Every record below, from first to last: print it exactly as shown.

(Element data from apps and pages)
----------
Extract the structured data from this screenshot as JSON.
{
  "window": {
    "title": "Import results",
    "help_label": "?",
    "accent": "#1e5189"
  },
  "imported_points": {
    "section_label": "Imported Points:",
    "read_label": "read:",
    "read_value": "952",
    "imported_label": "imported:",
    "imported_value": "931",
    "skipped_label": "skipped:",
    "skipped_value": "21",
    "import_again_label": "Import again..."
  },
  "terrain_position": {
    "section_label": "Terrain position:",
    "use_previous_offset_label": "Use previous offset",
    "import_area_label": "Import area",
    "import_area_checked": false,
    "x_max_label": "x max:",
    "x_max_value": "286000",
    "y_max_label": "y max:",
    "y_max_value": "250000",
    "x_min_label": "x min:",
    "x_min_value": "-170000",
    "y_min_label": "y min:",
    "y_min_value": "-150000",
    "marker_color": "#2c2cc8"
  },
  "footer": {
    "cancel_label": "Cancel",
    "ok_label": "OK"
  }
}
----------
Response to this exercise ▸
Extract the structured data from this screenshot as JSON.
{
  "window": {
    "title": "Import results",
    "help_label": "?",
    "accent": "#1e5189"
  },
  "imported_points": {
    "section_label": "Imported Points:",
    "read_label": "read:",
    "read_value": "952",
    "imported_label": "imported:",
    "imported_value": "931",
    "skipped_label": "skipped:",
    "skipped_value": "21",
    "import_again_label": "Import again..."
  },
  "terrain_position": {
    "section_label": "Terrain position:",
    "use_previous_offset_label": "Use previous offset",
    "import_area_label": "Import area",
    "import_area_checked": false,
    "x_max_label": "x max:",
    "x_max_value": "286000",
    "y_max_label": "y max:",
    "y_max_value": "250000",
    "x_min_label": "x min:",
    "x_min_value": "-170000",
    "y_min_label": "y min:",
    "y_min_value": "-150000",
    "marker_color": "#2c2cc8"
  },
  "footer": {
    "cancel_label": "Cancel",
    "ok_label": "OK"
  }
}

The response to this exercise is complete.